Alright, so having donned my smoking jacket, wide-collared shirt and trousers that are too big for 2 of us, let alone just myself, then Nick Corbin‘s album chimes in. The lead track here is ‘Sweet Escape‘, which sounds almost as if treacle is being fed through my speakers, heavily laden with liquorice tobacco, the kind I remember buying as a kid. The artist in question has been described as a “Mod Mike Skinner“, moreover comparisons have been made between Paul Weller and Tom Misch, something I’m sure this artist may find flattering, but to be himself maybe far more deserving? I can hear similarities, but no one artist fully exemplifies what I can hear Tom performing. Go back to the early-mid Seventies and what is coming through is the sound of Northern Soul, a whole heady mix of influences this artist is evoking. Corbin is no stranger to the world of music and although this might be his debut solo affair, he has been the vocalist with Acid Jazz quintet New Street Adventure. This band had been active throughout the 00s, having released 2 full-length albums. The numbers NSA produced seemed a little brighter in their composure, whereas those songs available on Sweet Escape seem deeper and perhaps more introspective. Certainly, the artist has grown with age, taking the experience of this in both his songwriting and musical presentation. These are glorious moments both lyrically and musically, taking big orchestral moments and squeezing these into what is essentially a club sound, but still remaining big in attitude.

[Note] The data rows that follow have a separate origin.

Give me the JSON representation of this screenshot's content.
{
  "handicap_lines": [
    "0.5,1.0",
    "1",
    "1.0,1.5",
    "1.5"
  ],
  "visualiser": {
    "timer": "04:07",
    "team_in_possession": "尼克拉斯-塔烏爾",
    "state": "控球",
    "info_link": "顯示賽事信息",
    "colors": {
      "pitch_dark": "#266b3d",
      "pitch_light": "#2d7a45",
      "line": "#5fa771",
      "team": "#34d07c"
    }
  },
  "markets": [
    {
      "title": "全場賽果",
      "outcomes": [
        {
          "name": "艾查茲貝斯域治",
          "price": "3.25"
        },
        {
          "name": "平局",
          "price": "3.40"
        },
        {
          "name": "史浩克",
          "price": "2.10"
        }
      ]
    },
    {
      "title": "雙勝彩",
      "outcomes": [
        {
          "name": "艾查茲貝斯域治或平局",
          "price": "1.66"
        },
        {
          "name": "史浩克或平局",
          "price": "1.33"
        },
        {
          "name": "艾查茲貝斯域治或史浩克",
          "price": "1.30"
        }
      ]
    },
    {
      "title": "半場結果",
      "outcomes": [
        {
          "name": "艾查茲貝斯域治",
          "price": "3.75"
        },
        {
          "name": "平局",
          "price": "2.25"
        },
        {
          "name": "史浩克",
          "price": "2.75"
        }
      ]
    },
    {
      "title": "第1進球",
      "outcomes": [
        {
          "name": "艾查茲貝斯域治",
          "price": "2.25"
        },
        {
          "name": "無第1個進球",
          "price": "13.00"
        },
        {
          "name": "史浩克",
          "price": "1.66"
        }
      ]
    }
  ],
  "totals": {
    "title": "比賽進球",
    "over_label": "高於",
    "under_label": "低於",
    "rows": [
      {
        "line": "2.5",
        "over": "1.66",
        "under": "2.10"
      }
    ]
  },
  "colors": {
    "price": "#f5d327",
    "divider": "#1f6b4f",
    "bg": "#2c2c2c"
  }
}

Songs of love, broken dreams and romances that might never have been are what comes screaming at the listener. From the second number ‘Long Long Gone‘, jealousy is portrayed and the mistakes made during a past romance; I’m sure we’ve all been there? Following on from here is what appears to be the continuation of this story: ‘Can We Do It Again?‘ brings the pace down and the subject of the song is now revisiting what went wrong – Whether to restart or just move on?>
Trying to reason his way out of a split, as he sings, “…masters of deception, amongst our closest friends, they’re crying out for protection and it starts to beg the question. Can we do it again?” Sometimes it seems that in any relationship there are several sides to the story and this is something the artist seems to be exploring.
As this number slides out, a song which is far more hopeful begins and “Sunshine In” strikes up. Our central character can be heard playing cupid as he sings “…Tonight we celebrate new beginnings, there’s no need to wonder when it could end and now that I have you right where I need you, I know we will never be unhappy again, again…“. These silky smooth numbers might seem as slippery as the perpetrator’s tongue, but with saxophone creating the mood music, all will fall under their spell. I have only referenced a few numbers here, but there are many more marvellous moments that I can recommend you explore and as a debut album can certainly see this singer rising to great heights. Funnily enough before playing this album I had been immersing myself in middle 80s Steve Winwood, with which I can draw comparisons: both artists are well versed, some perhaps more than others in writing soulful songs, and this is what comes across. White soul music has been a genre which has been around for a very long time and with new pretenders like Nick Corbin rising through the ranks, one that doesn’t seem to be quitting anytime soon. The more I swim in this album, the more I am falling in love with this singer’s passion for what he’s producing.
Sweet Escape is out now on AC Records.